__To do__. Set down the data that follows, exactly and completely.

__Records to use__.

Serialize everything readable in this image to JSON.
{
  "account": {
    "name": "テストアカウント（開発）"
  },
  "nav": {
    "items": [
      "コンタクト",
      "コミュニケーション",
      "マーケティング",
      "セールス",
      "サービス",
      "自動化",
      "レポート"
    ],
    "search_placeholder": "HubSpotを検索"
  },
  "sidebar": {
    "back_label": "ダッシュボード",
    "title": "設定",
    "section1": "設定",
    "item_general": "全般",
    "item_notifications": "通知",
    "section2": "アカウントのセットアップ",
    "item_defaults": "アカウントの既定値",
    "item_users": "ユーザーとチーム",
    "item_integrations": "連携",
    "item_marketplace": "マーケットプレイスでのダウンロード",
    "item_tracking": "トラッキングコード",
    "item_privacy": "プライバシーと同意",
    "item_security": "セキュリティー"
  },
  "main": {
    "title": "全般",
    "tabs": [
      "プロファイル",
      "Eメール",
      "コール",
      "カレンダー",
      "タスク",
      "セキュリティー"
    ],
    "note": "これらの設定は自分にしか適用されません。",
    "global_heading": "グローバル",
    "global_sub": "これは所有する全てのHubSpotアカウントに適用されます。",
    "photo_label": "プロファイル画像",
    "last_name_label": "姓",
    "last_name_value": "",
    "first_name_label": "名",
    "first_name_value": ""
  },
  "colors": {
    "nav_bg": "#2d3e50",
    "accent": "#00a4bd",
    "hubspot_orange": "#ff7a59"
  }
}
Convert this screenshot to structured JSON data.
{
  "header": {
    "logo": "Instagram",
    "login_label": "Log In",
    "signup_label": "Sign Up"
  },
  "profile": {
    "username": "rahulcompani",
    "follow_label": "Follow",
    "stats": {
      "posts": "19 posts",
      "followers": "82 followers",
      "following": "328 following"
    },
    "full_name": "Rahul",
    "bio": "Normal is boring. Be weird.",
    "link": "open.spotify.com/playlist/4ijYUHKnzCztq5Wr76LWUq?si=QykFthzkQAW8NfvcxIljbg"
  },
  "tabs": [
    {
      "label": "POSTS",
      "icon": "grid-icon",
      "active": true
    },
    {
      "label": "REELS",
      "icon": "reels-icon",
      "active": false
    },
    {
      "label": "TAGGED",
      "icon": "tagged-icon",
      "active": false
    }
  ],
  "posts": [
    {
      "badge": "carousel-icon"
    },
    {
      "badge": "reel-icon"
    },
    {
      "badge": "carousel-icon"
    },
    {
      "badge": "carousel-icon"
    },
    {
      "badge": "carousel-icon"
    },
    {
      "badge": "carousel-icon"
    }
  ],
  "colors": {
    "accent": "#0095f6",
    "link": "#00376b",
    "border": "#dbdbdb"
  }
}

__Answer for the task__.
Serialize everything readable in this image to JSON.
{
  "account": {
    "name": "テストアカウント（開発）"
  },
  "nav": {
    "items": [
      "コンタクト",
      "コミュニケーション",
      "マーケティング",
      "セールス",
      "サービス",
      "自動化",
      "レポート"
    ],
    "search_placeholder": "HubSpotを検索"
  },
  "sidebar": {
    "back_label": "ダッシュボード",
    "title": "設定",
    "section1": "設定",
    "item_general": "全般",
    "item_notifications": "通知",
    "section2": "アカウントのセットアップ",
    "item_defaults": "アカウントの既定値",
    "item_users": "ユーザーとチーム",
    "item_integrations": "連携",
    "item_marketplace": "マーケットプレイスでのダウンロード",
    "item_tracking": "トラッキングコード",
    "item_privacy": "プライバシーと同意",
    "item_security": "セキュリティー"
  },
  "main": {
    "title": "全般",
    "tabs": [
      "プロファイル",
      "Eメール",
      "コール",
      "カレンダー",
      "タスク",
      "セキュリティー"
    ],
    "note": "これらの設定は自分にしか適用されません。",
    "global_heading": "グローバル",
    "global_sub": "これは所有する全てのHubSpotアカウントに適用されます。",
    "photo_label": "プロファイル画像",
    "last_name_label": "姓",
    "last_name_value": "",
    "first_name_label": "名",
    "first_name_value": ""
  },
  "colors": {
    "nav_bg": "#2d3e50",
    "accent": "#00a4bd",
    "hubspot_orange": "#ff7a59"
  }
}
Convert this screenshot to structured JSON data.
{
  "header": {
    "logo": "Instagram",
    "login_label": "Log In",
    "signup_label": "Sign Up"
  },
  "profile": {
    "username": "rahulcompani",
    "follow_label": "Follow",
    "stats": {
      "posts": "19 posts",
      "followers": "82 followers",
      "following": "328 following"
    },
    "full_name": "Rahul",
    "bio": "Normal is boring. Be weird.",
    "link": "open.spotify.com/playlist/4ijYUHKnzCztq5Wr76LWUq?si=QykFthzkQAW8NfvcxIljbg"
  },
  "tabs": [
    {
      "label": "POSTS",
      "icon": "grid-icon",
      "active": true
    },
    {
      "label": "REELS",
      "icon": "reels-icon",
      "active": false
    },
    {
      "label": "TAGGED",
      "icon": "tagged-icon",
      "active": false
    }
  ],
  "posts": [
    {
      "badge": "carousel-icon"
    },
    {
      "badge": "reel-icon"
    },
    {
      "badge": "carousel-icon"
    },
    {
      "badge": "carousel-icon"
    },
    {
      "badge": "carousel-icon"
    },
    {
      "badge": "carousel-icon"
    }
  ],
  "colors": {
    "accent": "#0095f6",
    "link": "#00376b",
    "border": "#dbdbdb"
  }
}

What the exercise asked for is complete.